In this data, count the lines in which "Time" appears and give only that number.

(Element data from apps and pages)
[Start of section]

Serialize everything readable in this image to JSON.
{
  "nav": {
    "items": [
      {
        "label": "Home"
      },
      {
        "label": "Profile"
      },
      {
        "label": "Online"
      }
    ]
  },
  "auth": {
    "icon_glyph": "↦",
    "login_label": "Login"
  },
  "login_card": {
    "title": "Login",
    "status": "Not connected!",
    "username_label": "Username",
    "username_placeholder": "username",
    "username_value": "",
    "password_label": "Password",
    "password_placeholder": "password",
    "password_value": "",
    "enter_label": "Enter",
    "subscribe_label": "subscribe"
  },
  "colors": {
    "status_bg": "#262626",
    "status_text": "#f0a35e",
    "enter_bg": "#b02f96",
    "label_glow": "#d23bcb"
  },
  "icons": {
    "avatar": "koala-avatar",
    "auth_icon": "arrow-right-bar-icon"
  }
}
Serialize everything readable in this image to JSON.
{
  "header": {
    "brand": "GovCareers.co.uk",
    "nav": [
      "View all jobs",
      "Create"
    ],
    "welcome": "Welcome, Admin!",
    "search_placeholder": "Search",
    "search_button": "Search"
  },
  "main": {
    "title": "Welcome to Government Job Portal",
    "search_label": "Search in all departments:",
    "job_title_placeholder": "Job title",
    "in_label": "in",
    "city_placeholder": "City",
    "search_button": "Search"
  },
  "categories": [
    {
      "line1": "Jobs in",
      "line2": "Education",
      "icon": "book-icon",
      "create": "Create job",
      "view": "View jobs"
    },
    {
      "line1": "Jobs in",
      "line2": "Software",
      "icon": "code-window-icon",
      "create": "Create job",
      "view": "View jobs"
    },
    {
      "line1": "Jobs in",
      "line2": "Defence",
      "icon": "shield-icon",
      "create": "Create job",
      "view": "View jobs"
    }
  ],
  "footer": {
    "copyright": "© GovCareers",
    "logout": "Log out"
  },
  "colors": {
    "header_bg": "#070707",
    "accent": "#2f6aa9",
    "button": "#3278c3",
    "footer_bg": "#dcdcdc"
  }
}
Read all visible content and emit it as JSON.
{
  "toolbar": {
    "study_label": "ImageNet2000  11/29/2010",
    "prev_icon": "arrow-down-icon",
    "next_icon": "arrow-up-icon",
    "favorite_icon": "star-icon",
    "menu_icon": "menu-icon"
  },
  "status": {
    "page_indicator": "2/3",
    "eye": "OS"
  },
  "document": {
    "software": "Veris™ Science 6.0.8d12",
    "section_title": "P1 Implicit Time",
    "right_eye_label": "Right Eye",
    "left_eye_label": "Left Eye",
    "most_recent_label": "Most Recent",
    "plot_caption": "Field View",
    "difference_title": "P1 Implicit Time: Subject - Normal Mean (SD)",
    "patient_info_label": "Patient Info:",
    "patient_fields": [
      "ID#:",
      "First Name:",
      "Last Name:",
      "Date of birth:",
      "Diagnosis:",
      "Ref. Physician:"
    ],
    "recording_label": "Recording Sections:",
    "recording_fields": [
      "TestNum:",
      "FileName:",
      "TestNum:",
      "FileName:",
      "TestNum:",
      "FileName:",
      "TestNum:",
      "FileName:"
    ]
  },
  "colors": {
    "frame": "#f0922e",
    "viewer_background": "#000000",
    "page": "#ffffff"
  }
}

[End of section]

> **Result for this exercise**: 2